((
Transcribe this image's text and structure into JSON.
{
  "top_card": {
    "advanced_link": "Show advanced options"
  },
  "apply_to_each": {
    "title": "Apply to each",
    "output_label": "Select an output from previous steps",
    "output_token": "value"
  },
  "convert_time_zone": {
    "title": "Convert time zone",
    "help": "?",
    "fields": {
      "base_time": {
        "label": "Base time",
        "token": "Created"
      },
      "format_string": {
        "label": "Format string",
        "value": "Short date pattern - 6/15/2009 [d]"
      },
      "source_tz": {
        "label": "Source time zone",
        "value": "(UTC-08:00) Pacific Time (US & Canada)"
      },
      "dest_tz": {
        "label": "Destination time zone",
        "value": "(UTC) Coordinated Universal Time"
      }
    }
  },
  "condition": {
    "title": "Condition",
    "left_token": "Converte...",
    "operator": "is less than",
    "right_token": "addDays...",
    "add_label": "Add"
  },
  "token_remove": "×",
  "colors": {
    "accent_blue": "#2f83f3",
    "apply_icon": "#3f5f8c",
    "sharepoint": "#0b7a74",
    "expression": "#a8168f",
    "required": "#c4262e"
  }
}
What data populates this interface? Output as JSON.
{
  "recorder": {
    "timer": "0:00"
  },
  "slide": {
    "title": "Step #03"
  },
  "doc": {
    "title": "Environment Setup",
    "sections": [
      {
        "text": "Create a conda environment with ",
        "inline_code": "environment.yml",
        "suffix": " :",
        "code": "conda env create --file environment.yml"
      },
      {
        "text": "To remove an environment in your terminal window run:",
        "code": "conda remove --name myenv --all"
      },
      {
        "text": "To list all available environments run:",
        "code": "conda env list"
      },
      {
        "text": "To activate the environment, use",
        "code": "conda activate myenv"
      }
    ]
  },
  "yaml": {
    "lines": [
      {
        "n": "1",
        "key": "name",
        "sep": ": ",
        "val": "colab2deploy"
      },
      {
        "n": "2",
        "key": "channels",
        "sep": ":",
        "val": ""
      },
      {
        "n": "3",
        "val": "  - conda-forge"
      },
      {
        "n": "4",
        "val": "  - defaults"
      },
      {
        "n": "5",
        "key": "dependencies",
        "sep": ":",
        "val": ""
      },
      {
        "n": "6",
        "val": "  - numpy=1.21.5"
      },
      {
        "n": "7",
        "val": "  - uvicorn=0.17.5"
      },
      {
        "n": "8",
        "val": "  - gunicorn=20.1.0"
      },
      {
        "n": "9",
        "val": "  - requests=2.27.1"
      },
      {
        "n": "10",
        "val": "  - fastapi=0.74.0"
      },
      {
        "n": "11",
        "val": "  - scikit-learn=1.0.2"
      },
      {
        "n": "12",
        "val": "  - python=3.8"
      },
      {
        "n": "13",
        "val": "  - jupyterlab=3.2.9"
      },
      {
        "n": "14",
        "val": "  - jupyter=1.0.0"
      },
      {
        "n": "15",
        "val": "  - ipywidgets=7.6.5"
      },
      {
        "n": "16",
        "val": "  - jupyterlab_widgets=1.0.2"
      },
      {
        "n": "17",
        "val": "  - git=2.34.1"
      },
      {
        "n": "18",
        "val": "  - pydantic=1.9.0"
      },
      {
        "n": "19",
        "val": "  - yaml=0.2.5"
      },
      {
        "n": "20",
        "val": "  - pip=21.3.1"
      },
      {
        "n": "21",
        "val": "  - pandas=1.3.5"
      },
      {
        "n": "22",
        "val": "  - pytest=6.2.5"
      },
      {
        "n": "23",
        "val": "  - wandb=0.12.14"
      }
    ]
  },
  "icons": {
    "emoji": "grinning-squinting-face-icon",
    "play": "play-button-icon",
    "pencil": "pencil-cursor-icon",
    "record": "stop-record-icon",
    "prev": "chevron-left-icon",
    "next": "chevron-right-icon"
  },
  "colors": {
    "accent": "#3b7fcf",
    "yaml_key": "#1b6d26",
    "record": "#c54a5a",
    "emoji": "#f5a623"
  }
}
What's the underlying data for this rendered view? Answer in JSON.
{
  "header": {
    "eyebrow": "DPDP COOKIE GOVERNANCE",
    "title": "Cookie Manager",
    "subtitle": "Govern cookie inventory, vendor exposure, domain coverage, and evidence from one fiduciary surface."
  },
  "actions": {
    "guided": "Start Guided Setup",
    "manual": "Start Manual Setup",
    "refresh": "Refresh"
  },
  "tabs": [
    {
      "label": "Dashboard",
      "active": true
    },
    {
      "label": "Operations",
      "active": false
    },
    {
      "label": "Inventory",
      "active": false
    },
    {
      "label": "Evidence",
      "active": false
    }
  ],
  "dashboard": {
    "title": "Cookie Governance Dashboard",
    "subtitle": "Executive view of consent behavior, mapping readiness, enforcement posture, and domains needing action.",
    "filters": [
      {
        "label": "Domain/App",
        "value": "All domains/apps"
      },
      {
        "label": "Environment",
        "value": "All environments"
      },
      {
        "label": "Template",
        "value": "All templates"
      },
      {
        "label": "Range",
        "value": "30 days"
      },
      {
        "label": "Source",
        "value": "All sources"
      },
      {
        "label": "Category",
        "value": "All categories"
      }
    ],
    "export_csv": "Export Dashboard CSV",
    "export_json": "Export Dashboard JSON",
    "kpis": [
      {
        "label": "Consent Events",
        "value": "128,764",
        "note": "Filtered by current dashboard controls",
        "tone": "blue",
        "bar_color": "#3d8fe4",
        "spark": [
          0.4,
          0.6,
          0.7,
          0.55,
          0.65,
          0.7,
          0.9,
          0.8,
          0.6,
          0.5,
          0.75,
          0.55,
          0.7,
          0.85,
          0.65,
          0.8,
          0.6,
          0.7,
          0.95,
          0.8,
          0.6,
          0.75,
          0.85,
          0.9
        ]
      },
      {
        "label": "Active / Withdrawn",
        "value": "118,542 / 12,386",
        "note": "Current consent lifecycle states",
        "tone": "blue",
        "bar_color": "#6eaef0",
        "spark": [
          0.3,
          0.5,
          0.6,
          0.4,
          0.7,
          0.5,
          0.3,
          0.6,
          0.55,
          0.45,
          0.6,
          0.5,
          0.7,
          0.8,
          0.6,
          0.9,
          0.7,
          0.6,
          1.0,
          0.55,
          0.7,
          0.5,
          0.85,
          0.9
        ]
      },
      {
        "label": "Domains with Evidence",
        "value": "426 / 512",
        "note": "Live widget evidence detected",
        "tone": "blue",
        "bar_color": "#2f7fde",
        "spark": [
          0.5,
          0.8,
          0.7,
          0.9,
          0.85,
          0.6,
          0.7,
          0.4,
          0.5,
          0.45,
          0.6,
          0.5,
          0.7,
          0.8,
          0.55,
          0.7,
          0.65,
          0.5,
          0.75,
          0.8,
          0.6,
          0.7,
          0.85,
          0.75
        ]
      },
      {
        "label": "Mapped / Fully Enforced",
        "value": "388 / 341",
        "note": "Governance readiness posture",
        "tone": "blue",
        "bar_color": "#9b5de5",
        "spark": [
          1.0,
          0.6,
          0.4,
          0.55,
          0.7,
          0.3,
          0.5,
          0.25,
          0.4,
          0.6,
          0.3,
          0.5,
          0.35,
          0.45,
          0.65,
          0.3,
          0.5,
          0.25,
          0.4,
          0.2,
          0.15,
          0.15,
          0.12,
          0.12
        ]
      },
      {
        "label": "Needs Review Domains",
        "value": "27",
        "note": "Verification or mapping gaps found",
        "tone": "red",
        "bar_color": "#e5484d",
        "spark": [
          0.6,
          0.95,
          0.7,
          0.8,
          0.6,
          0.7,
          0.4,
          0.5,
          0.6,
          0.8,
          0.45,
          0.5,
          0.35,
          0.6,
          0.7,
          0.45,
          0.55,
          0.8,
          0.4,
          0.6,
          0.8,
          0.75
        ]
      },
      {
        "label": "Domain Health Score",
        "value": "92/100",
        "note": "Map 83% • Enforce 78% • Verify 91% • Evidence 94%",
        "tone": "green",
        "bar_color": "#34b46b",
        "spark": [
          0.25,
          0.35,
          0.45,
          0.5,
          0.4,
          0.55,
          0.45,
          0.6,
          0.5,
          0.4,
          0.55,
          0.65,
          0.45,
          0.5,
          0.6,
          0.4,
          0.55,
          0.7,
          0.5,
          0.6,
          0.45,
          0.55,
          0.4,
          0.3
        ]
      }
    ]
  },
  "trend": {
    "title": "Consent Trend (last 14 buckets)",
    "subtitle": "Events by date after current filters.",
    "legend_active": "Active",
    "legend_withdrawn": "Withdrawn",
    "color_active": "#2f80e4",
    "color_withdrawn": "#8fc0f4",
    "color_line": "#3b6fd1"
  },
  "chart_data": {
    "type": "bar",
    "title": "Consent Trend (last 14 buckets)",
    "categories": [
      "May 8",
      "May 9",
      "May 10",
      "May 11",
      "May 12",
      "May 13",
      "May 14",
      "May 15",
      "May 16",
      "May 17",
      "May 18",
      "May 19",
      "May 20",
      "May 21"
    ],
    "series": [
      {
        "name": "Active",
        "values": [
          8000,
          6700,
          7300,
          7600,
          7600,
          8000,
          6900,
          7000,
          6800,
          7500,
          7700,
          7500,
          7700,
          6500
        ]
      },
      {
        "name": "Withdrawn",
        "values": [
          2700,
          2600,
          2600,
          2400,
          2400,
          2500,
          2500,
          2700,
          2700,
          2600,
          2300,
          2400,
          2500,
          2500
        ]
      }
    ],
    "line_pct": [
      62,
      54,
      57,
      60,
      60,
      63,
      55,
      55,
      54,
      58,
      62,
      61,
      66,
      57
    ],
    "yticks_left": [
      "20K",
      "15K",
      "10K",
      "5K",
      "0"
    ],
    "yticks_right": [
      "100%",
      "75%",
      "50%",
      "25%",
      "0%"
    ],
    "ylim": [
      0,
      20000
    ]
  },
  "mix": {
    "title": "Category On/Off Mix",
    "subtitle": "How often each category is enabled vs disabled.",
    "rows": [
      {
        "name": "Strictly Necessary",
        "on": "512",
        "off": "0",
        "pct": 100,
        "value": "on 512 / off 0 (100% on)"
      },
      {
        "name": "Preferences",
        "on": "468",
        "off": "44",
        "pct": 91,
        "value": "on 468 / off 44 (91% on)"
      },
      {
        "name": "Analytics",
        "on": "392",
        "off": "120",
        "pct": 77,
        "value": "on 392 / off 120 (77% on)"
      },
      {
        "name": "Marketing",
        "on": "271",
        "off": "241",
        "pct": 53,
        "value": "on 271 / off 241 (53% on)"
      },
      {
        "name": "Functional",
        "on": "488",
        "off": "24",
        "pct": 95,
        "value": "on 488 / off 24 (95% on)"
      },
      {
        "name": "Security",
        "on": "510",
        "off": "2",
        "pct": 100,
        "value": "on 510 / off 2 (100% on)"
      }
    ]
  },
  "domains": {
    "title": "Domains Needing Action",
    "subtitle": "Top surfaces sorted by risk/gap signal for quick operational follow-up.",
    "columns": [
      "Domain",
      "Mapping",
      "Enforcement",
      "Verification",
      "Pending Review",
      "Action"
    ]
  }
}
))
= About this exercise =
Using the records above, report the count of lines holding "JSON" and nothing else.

= Output of the task =
4